**Data provided**
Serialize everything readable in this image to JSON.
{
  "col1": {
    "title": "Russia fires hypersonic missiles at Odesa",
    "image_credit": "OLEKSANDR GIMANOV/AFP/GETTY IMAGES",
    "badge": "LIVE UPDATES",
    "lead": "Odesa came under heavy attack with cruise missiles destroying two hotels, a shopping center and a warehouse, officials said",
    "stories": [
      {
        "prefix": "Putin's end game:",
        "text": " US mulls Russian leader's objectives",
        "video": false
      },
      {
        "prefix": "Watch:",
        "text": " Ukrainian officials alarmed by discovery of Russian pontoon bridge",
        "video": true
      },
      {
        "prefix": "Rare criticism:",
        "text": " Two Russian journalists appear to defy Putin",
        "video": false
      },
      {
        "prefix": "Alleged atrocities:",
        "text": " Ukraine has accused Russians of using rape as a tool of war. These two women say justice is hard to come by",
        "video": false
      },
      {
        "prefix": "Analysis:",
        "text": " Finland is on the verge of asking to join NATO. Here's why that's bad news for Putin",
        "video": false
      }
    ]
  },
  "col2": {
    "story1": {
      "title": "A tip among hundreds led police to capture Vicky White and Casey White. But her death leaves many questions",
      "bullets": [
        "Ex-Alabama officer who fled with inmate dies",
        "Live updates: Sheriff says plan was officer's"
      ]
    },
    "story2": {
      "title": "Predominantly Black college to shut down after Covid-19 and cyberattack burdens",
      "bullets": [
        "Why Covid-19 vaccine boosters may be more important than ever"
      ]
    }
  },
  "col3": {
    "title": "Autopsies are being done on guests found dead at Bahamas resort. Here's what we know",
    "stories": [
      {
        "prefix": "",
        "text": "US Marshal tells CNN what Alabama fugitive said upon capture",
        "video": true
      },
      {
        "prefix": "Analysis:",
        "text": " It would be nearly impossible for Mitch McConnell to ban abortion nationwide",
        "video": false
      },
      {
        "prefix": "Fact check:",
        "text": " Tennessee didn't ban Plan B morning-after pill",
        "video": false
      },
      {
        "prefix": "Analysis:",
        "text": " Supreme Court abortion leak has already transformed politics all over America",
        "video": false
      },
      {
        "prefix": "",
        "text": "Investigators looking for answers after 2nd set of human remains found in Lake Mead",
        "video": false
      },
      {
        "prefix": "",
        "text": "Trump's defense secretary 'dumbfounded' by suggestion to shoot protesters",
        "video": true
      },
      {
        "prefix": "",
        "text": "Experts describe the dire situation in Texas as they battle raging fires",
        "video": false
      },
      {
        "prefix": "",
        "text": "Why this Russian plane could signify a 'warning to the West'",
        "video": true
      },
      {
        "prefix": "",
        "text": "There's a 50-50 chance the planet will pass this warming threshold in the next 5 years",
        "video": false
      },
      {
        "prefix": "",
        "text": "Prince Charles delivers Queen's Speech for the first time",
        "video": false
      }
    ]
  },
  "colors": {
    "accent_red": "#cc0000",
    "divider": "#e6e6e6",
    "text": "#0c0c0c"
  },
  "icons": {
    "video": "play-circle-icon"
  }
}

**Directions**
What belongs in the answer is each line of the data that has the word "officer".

**Written answer**
        "Ex-Alabama officer who fled with inmate dies",
        "Live updates: Sheriff says plan was officer's"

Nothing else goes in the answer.